Thanks for all the great feedback! It’s always a good sign when developers are this hands on and listen to their customers. Autodesk actually used to be the best at that and is a big reason they gained so much market share. Many of the other ‘upstart’ developers don’t do this or argue with their customers (if they even have a forum hehe).
I only have two more questions for now, neither is really of high importance but rather just to ease my curiosity: One being when you expect VisualARQ 3 to be released. And the second regarding YouTube content, and why there aren’t new videos being posted.
In my opinion it seems like the YouTube content available is good, but doesn’t really show off a lot of the updates and improvements you guys have added throughout the last four years.

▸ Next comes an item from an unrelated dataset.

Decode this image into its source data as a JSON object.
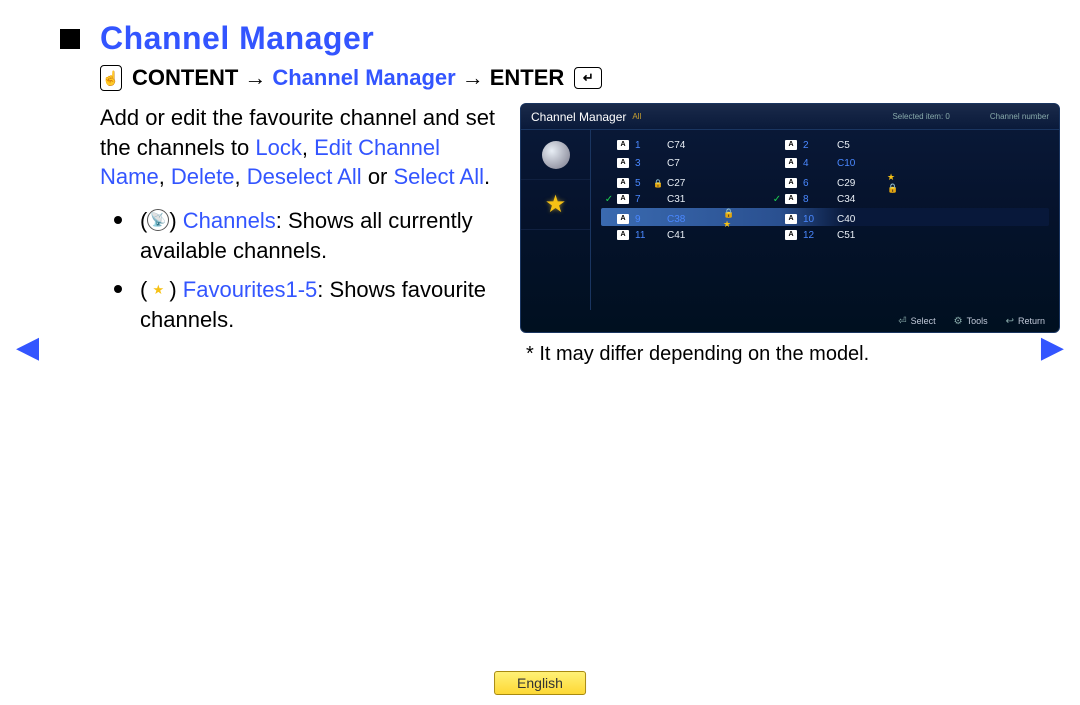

There also isn’t a start-to-finish tutorial (which is a lot of work I know!) yet. I would say that one big advantage Revit has/had was the amount of available tutorials. You can also find most of Revit’s ‘workarounds’ either through video tutorials or web searches. This might of course, create itself ‘naturally’ as more and more people use VisualARQ - meaning you’ll have more people creating content. A large userbase on it’s own can essentially make any program more ‘useable’. I think that’s the biggest advantage Revit has going. The best videos (by far) are made by actual users and not Autodesk employees.
I agree with you about the point of the availability of ton of videos covering everything and the issues,

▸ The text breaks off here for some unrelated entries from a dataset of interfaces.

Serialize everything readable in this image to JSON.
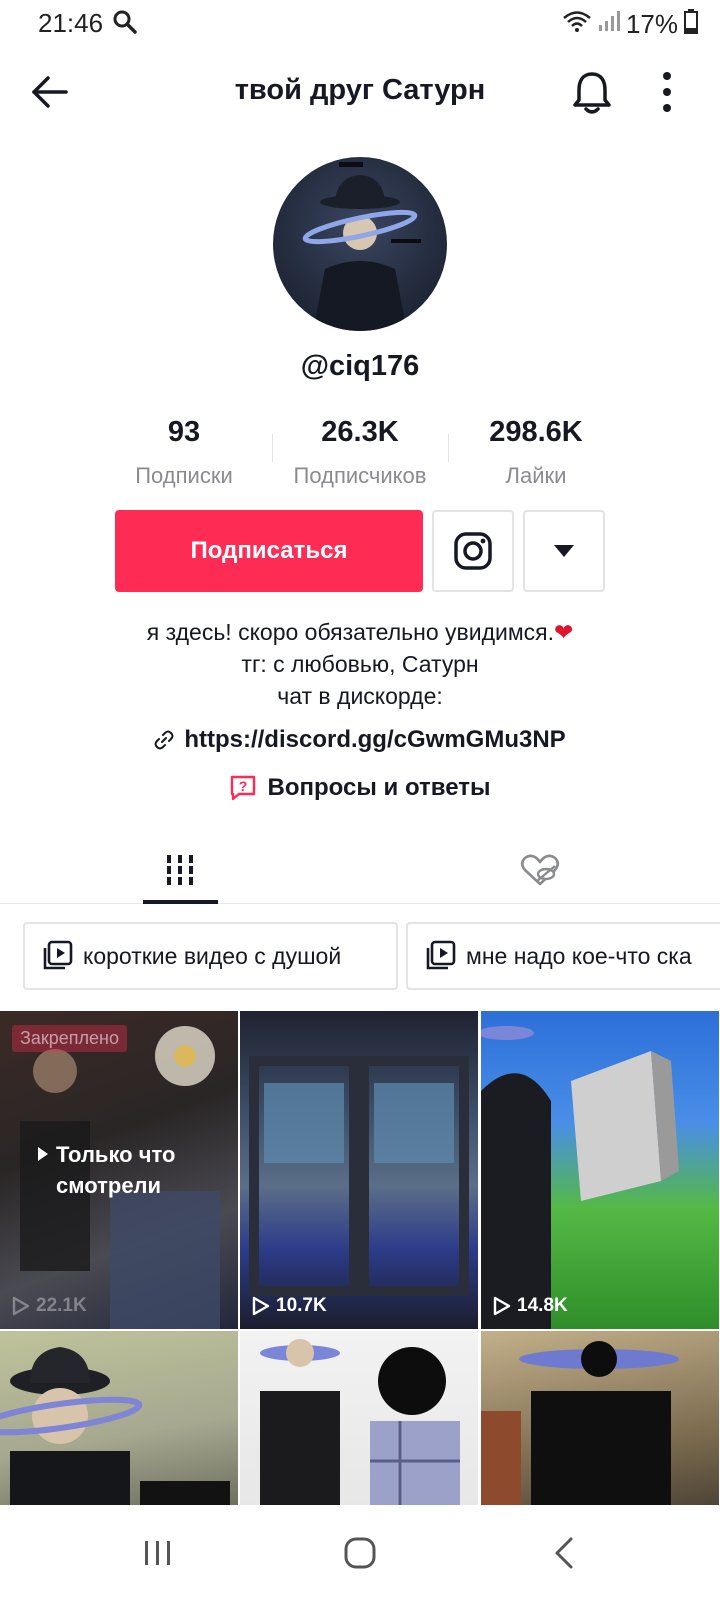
{
  "status_bar": {
    "time": "21:46",
    "battery": "17%"
  },
  "header": {
    "title": "твой друг Сатурн"
  },
  "profile": {
    "username": "@ciq176",
    "stats": [
      {
        "value": "93",
        "label": "Подписки"
      },
      {
        "value": "26.3K",
        "label": "Подписчиков"
      },
      {
        "value": "298.6K",
        "label": "Лайки"
      }
    ],
    "follow_label": "Подписаться",
    "bio": [
      "я здесь! скоро обязательно увидимся.",
      "тг: с любовью, Сатурн",
      "чат в дискорде:"
    ],
    "link": "https://discord.gg/cGwmGMu3NP",
    "qa_label": "Вопросы и ответы"
  },
  "playlists": [
    {
      "title": "короткие видео с душой"
    },
    {
      "title": "мне надо кое-что ска"
    }
  ],
  "videos": [
    {
      "views": "22.1K",
      "pinned_label": "Закреплено",
      "overlay": "Только что смотрели"
    },
    {
      "views": "10.7K"
    },
    {
      "views": "14.8K"
    },
    {},
    {},
    {}
  ],
  "colors": {
    "accent": "#fe2c55",
    "text": "#161823",
    "muted": "#8a8b91"
  }
}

Lat year I tried to learn Archicad but no luck as I didn’t find updated content the tutorials I needed was not free so I returned back to Revit
@keithscadservices, @huss191998 we usually post new videos whenever there are new features available. If you miss a video or an explanation on a specific one, I’d like to know. There is a video tutorial on the website (I’m sure you have seen it: Video tutorial - VisualARQ) which is meant to be used to learn VisualARQ from cover to cover. I agree the chapters 4-5 are very outdated and need refreshment, so I hope we can work on that soon.
We plan to release a WIP version this year, and hopefully the final version in one year or two.
I see there’s a model included! That’s actually what I came here to ask
I’ve finally had a chance to play around a little bit. I’m actually having to re-learn Rhino’s interface (I previously did a trail with Rhino 6 but couldn’t make full advantage of the trial due to other priorities). So it’s going to be an uphill battle.
The tutorials look quite thorough. I probably should have poked around the site a little more before my last comment. Updated tutorials would go a long way of course as I see some videos are dated as far back as 2012 (and maybe earlier!). Multiple project types would also highlight the program’s different strengths. As you gain a larger user base someone might find a use for the program that you never intended, but for which it fits very well.